In the 1930s — the era of streamliner trains, planes, and automobiles — a travel trailer with a shiny aluminum skin made its debut. Its very name — Airstream — suggested smooth, aerodynamic travel. Many people who bought these shiny little trailers loved to show them off so much, they towed them in caravans around the globe.
Airstream trailers have been called land yachts, or silver bullets for their gleaming, rounded, art deco design. They are still being made, though today the company offers far fancier options than existed when these trailers first headed out across the landscape 74 years ago.
Airstreams became a symbol of American wanderlust, creating a mystique and romance about hitting the road.

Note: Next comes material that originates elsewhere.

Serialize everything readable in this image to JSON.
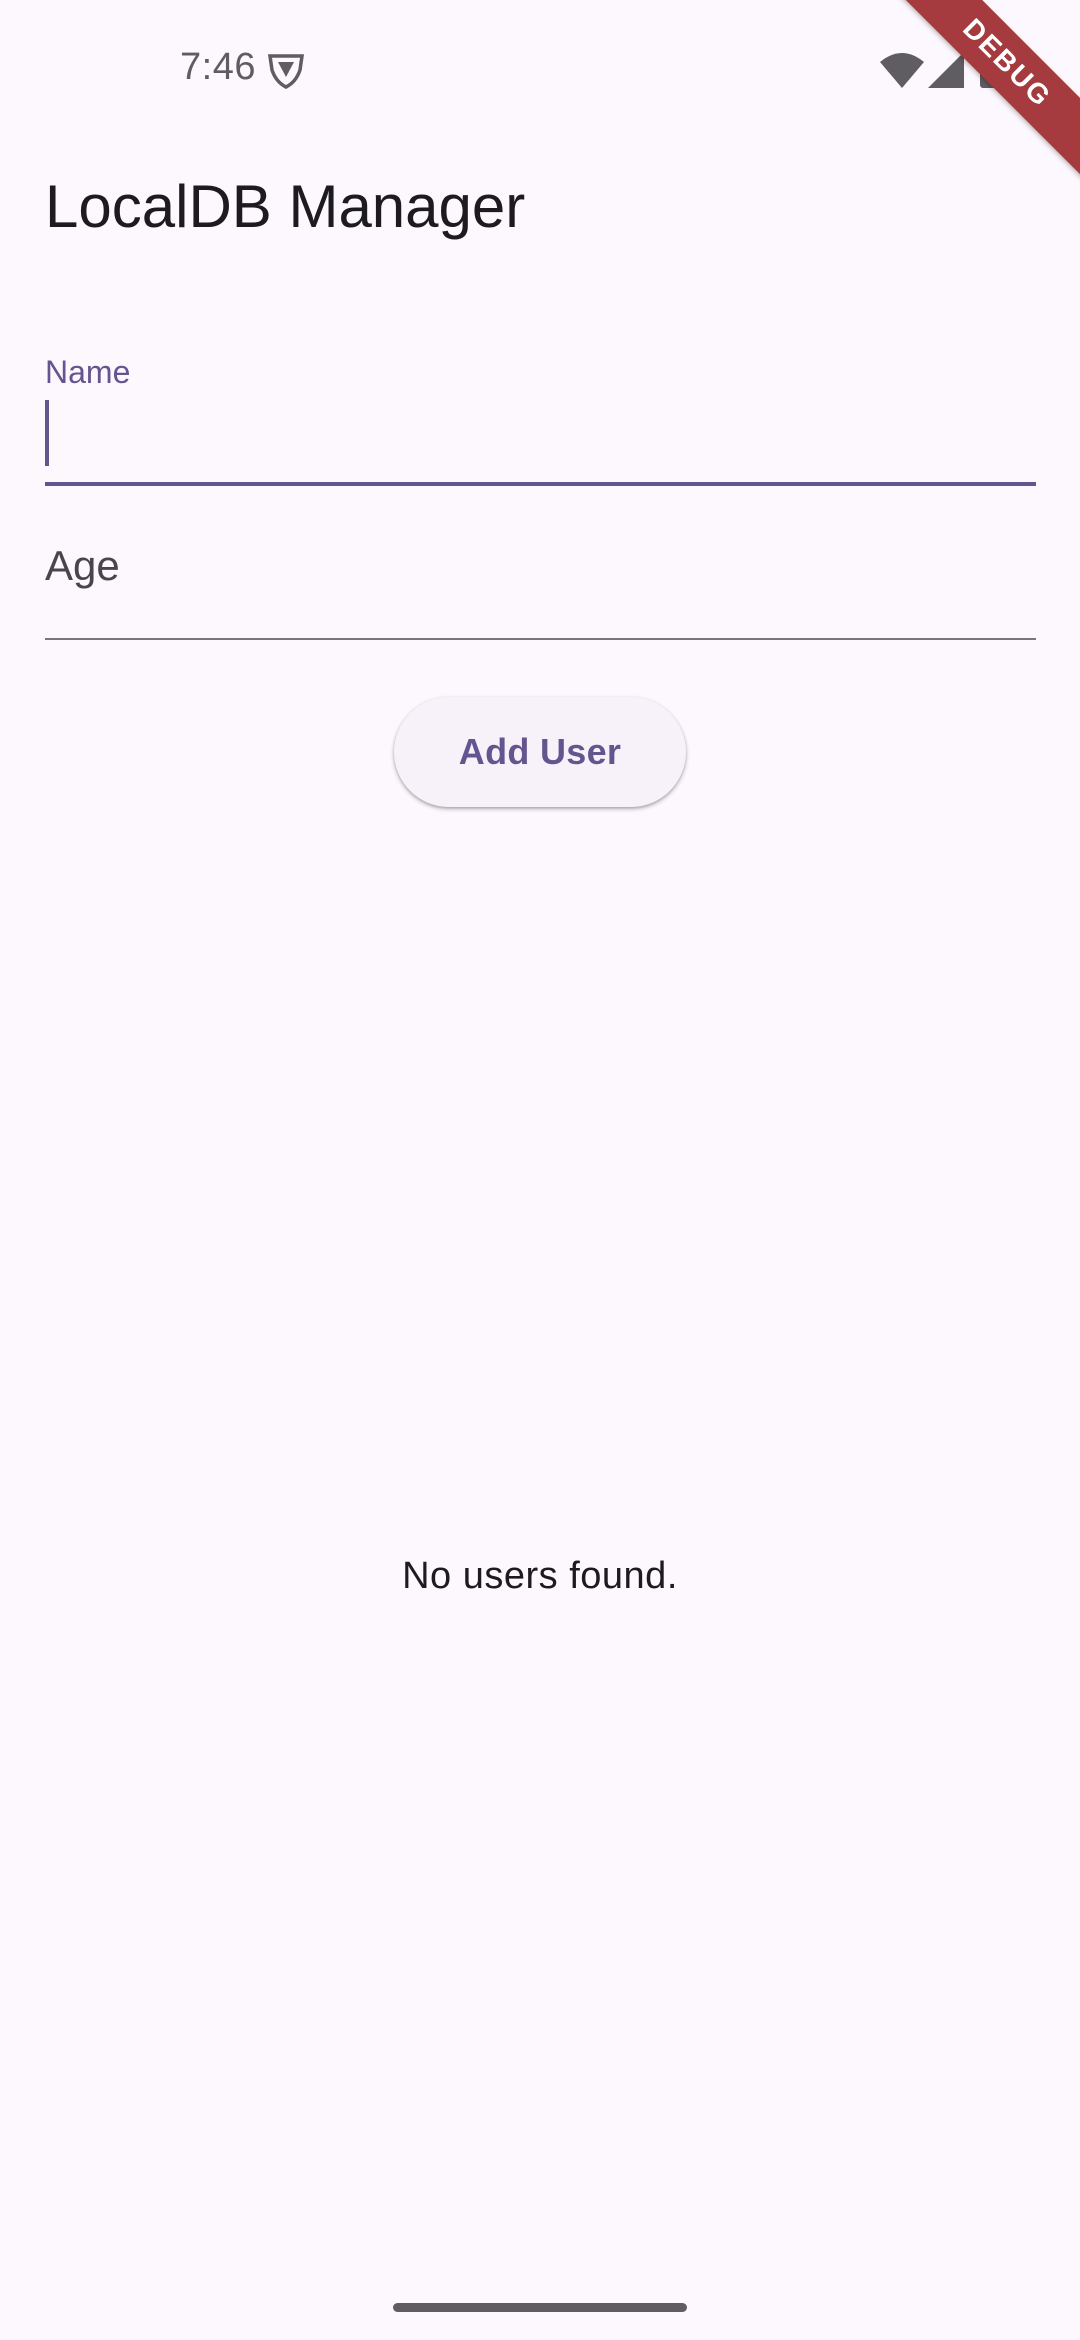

The Airstream story begins with a remarkable adventurer named Wally Byum, who took over a company that produced the first Airstream Clipper in 1936. Its riveted-aluminum shell borrowed the burnished look of the new Pan Am Clipper airplane and of streamlined steamships and railroad locomotives. The polished shell was so light that two workers could easily lift it onto its bed.
Early Airstreams resembles a boat cabin, with a small but highly efficient kitchen area, a tiny restroom with shower and even a tub, and couches that fold into beds.
To this day, as many as 5,000 owners bring their Airstreams to rallies in U.S. cities. Some clubs formed by owners of vintage Airstreams have 1,300 members or more. One club member told us, mobility is a human right, and you can never get enough of it.
Vintage Airstreams were smaller and more mobile than today's monstrous and motorized recreational vehicles. As one Airstreamer put it, It didn't used to be such a big deal to hook up and go someplace.
[To learn more about Airstreams and those who love them, check out Bryan Burkhart's book on the silver bullets of travel. It's called "Airstream: A History of the Land Yacht," published by Chronicle Books of San Francisco.]